What this task involves: When a line in the entries contains the word "clipboard", copy that line in full.

Data listing:
*** Begin section ***
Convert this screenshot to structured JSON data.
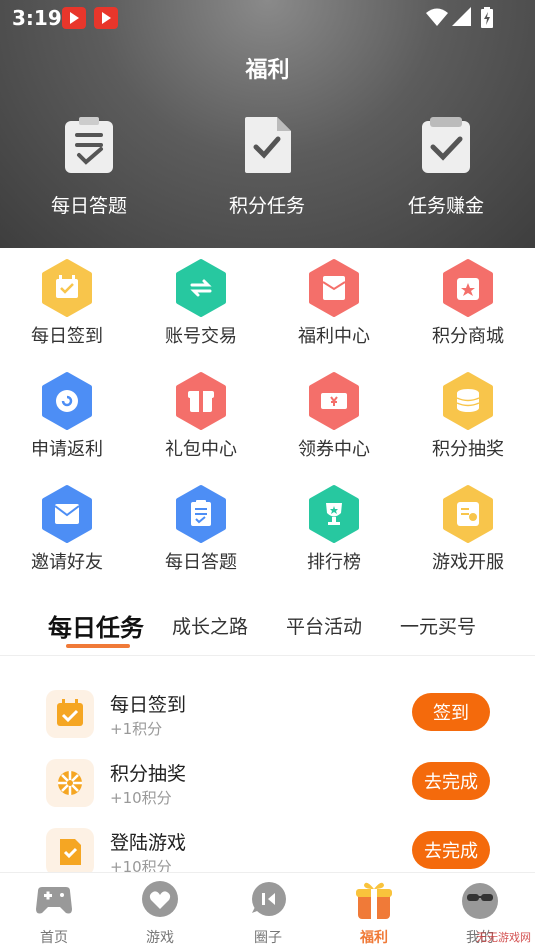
{
  "status_bar": {
    "time": "3:19"
  },
  "header": {
    "title": "福利",
    "items": [
      {
        "label": "每日答题",
        "icon": "quiz-clipboard-icon"
      },
      {
        "label": "积分任务",
        "icon": "points-task-doc-icon"
      },
      {
        "label": "任务赚金",
        "icon": "task-earn-clipboard-icon"
      }
    ]
  },
  "grid": [
    {
      "label": "每日签到",
      "icon": "calendar-checkin-icon",
      "color": "#f8c54b"
    },
    {
      "label": "账号交易",
      "icon": "exchange-icon",
      "color": "#27c8a0"
    },
    {
      "label": "福利中心",
      "icon": "envelope-icon",
      "color": "#f46f6a"
    },
    {
      "label": "积分商城",
      "icon": "store-bag-icon",
      "color": "#f46f6a"
    },
    {
      "label": "申请返利",
      "icon": "rebate-icon",
      "color": "#4d8ef5"
    },
    {
      "label": "礼包中心",
      "icon": "gift-icon",
      "color": "#f46f6a"
    },
    {
      "label": "领券中心",
      "icon": "coupon-icon",
      "color": "#f46f6a"
    },
    {
      "label": "积分抽奖",
      "icon": "coins-icon",
      "color": "#f8c54b"
    },
    {
      "label": "邀请好友",
      "icon": "invite-mail-icon",
      "color": "#4d8ef5"
    },
    {
      "label": "每日答题",
      "icon": "quiz-clipboard-icon",
      "color": "#4d8ef5"
    },
    {
      "label": "排行榜",
      "icon": "trophy-icon",
      "color": "#27c8a0"
    },
    {
      "label": "游戏开服",
      "icon": "server-open-icon",
      "color": "#f8c54b"
    }
  ],
  "tabs": [
    {
      "label": "每日任务",
      "active": true
    },
    {
      "label": "成长之路",
      "active": false
    },
    {
      "label": "平台活动",
      "active": false
    },
    {
      "label": "一元买号",
      "active": false
    }
  ],
  "tasks": [
    {
      "name": "每日签到",
      "points": "+1积分",
      "button": "签到",
      "icon": "calendar-check-icon"
    },
    {
      "name": "积分抽奖",
      "points": "+10积分",
      "button": "去完成",
      "icon": "wheel-icon"
    },
    {
      "name": "登陆游戏",
      "points": "+10积分",
      "button": "去完成",
      "icon": "login-doc-icon"
    }
  ],
  "bottom_nav": [
    {
      "label": "首页",
      "icon": "gamepad-icon",
      "active": false
    },
    {
      "label": "游戏",
      "icon": "heart-bubble-icon",
      "active": false
    },
    {
      "label": "圈子",
      "icon": "circle-chat-icon",
      "active": false
    },
    {
      "label": "福利",
      "icon": "gift-box-icon",
      "active": true
    },
    {
      "label": "我的",
      "icon": "profile-icon",
      "active": false
    }
  ],
  "watermark": "无无游戏网",
  "colors": {
    "accent": "#f46a0c",
    "tab_underline": "#f07a38",
    "header_bg": "#555555"
  }
}
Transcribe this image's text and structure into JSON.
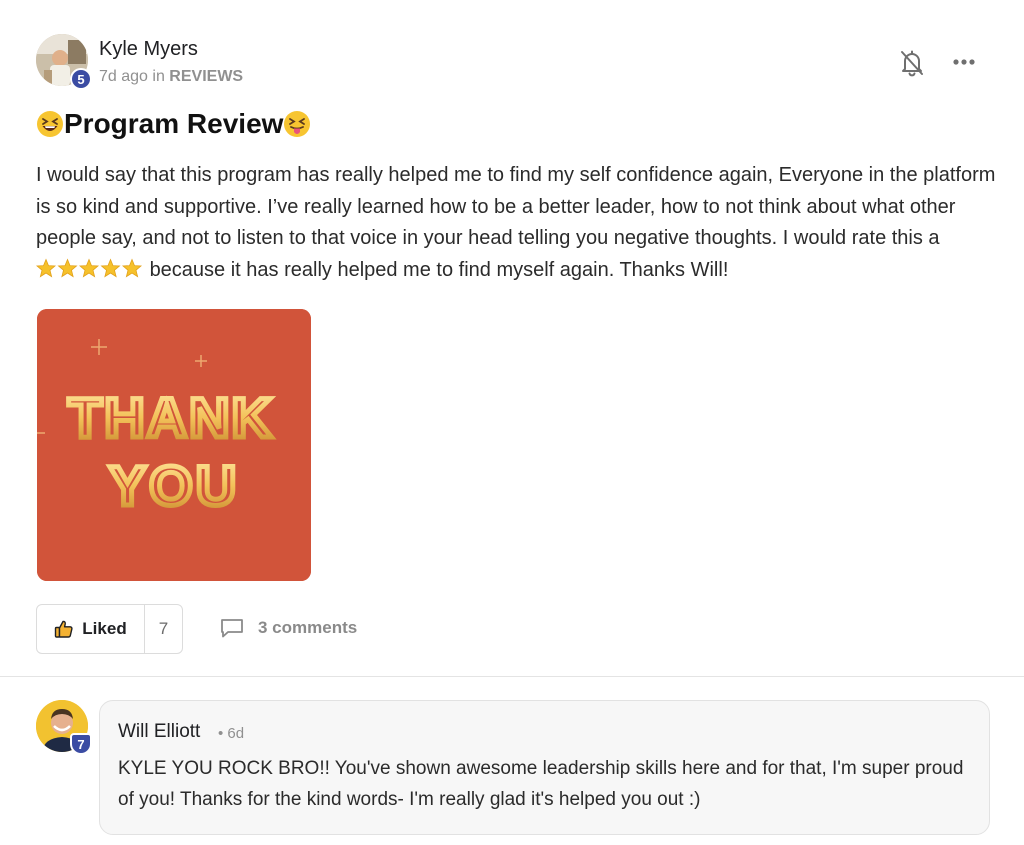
{
  "post": {
    "author": "Kyle Myers",
    "level": "5",
    "time": "7d ago",
    "in_word": "in",
    "category": "REVIEWS",
    "title": "Program Review",
    "body_before_stars": "I would say that this program has really helped me to find my self confidence again, Everyone in the platform is so kind and supportive. I’ve really learned how to be a better leader, how to not think about what other people say, and not to listen to that voice in your head telling you negative thoughts. I would rate this a",
    "rating_stars": 5,
    "body_after_stars": "because it has really helped me to find myself again. Thanks Will!",
    "image_text_line1": "THANK",
    "image_text_line2": "YOU",
    "like_label": "Liked",
    "like_count": "7",
    "comments_label": "3 comments"
  },
  "comment": {
    "author": "Will Elliott",
    "level": "7",
    "time": "• 6d",
    "text": "KYLE YOU ROCK BRO!! You've shown awesome leadership skills here and for that, I'm super proud of you! Thanks for the kind words- I'm really glad it's helped you out :)"
  },
  "icons": {
    "notifications_off": "bell-off-icon",
    "more": "more-horizontal-icon",
    "like": "thumbs-up-icon",
    "comment": "comment-icon"
  },
  "colors": {
    "level_badge": "#3b4ca3",
    "gif_background": "#d1543a",
    "gif_text_gold": "#f3c25a",
    "star_gold": "#f6c12b"
  }
}
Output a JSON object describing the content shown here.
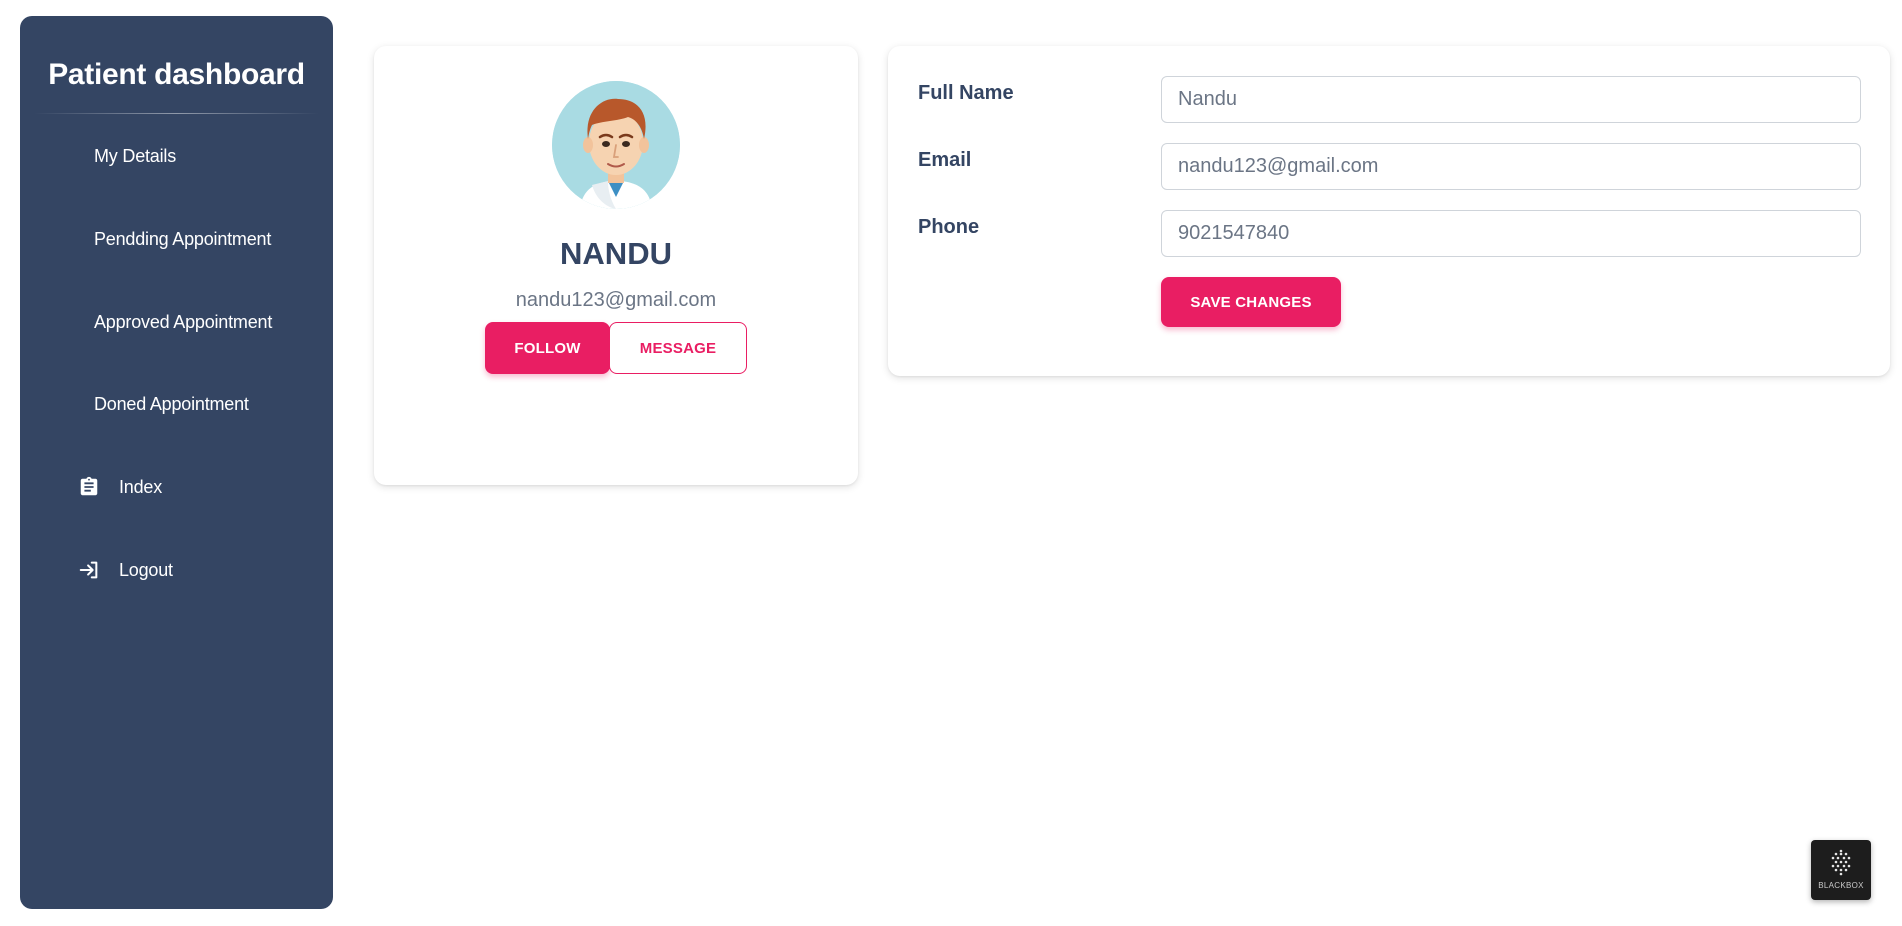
{
  "sidebar": {
    "title": "Patient dashboard",
    "items": [
      {
        "label": "My Details",
        "icon": null
      },
      {
        "label": "Pendding Appointment",
        "icon": null
      },
      {
        "label": "Approved Appointment",
        "icon": null
      },
      {
        "label": "Doned Appointment",
        "icon": null
      },
      {
        "label": "Index",
        "icon": "clipboard-icon"
      },
      {
        "label": "Logout",
        "icon": "logout-icon"
      }
    ]
  },
  "profile": {
    "name": "NANDU",
    "email": "nandu123@gmail.com",
    "follow_label": "FOLLOW",
    "message_label": "MESSAGE",
    "avatar_icon": "male-avatar-icon"
  },
  "form": {
    "full_name_label": "Full Name",
    "full_name_value": "Nandu",
    "email_label": "Email",
    "email_value": "nandu123@gmail.com",
    "phone_label": "Phone",
    "phone_value": "9021547840",
    "save_label": "SAVE CHANGES"
  },
  "badge": {
    "text": "BLACKBOX"
  },
  "colors": {
    "sidebar_bg": "#344563",
    "accent": "#e91e63",
    "heading": "#344563",
    "muted_text": "#6b7585"
  }
}
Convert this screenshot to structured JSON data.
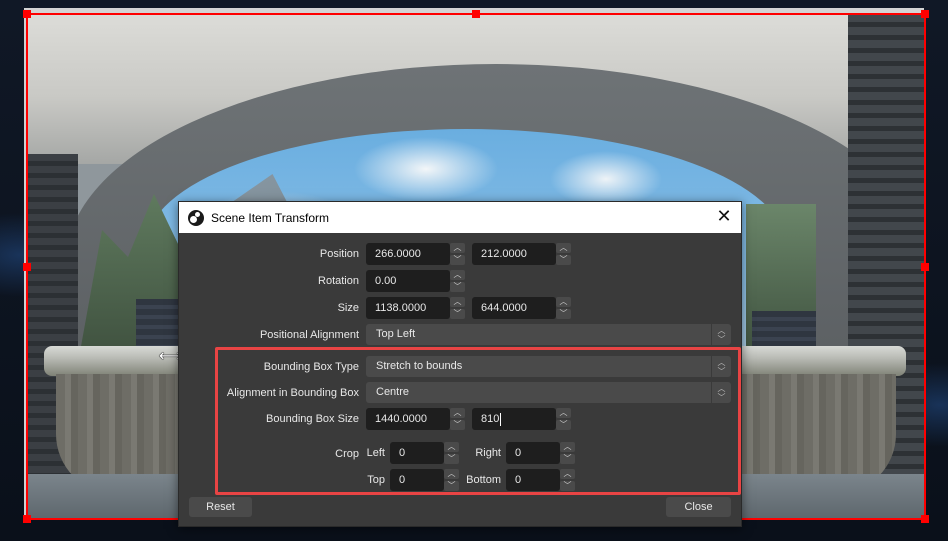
{
  "dialog": {
    "title": "Scene Item Transform",
    "close_icon": "close-icon",
    "app_icon": "obs-logo-icon",
    "position": {
      "label": "Position",
      "x": "266.0000",
      "y": "212.0000"
    },
    "rotation": {
      "label": "Rotation",
      "value": "0.00"
    },
    "size": {
      "label": "Size",
      "width": "1138.0000",
      "height": "644.0000"
    },
    "positional_alignment": {
      "label": "Positional Alignment",
      "value": "Top Left"
    },
    "bounding_box_type": {
      "label": "Bounding Box Type",
      "value": "Stretch to bounds"
    },
    "alignment_in_bounding_box": {
      "label": "Alignment in Bounding Box",
      "value": "Centre"
    },
    "bounding_box_size": {
      "label": "Bounding Box Size",
      "width": "1440.0000",
      "height": "810"
    },
    "crop": {
      "label": "Crop",
      "left_label": "Left",
      "left": "0",
      "right_label": "Right",
      "right": "0",
      "top_label": "Top",
      "top": "0",
      "bottom_label": "Bottom",
      "bottom": "0"
    },
    "reset_label": "Reset",
    "close_label": "Close",
    "spin_up_glyph": "︿",
    "spin_down_glyph": "﹀",
    "combo_glyph_up": "︿",
    "combo_glyph_down": "﹀",
    "close_glyph": "✕"
  },
  "cursor": {
    "icon": "resize-horizontal-cursor-icon",
    "glyph": "⟷"
  },
  "colors": {
    "selection": "#ff0000",
    "highlight_box": "#e84444",
    "dialog_bg": "#3a3a3a",
    "input_bg": "#1e1e1e",
    "combo_bg": "#4a4a4a"
  }
}
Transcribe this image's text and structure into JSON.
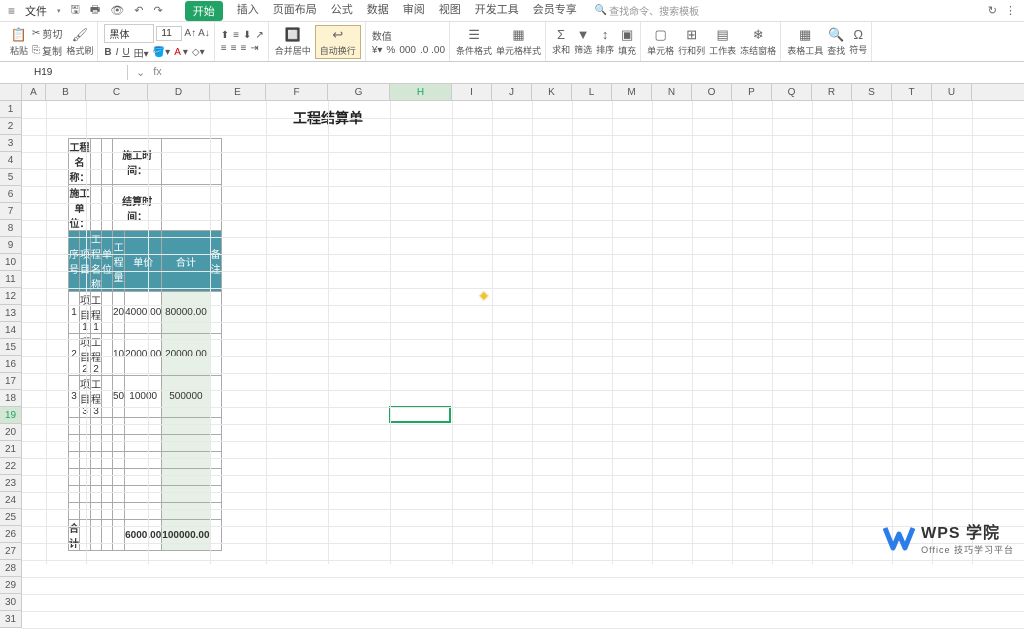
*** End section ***
Final answer:
        "icon": "quiz-clipboard-icon"
        "icon": "task-earn-clipboard-icon"
      "icon": "quiz-clipboard-icon",
        "icon": "clipboard-icon"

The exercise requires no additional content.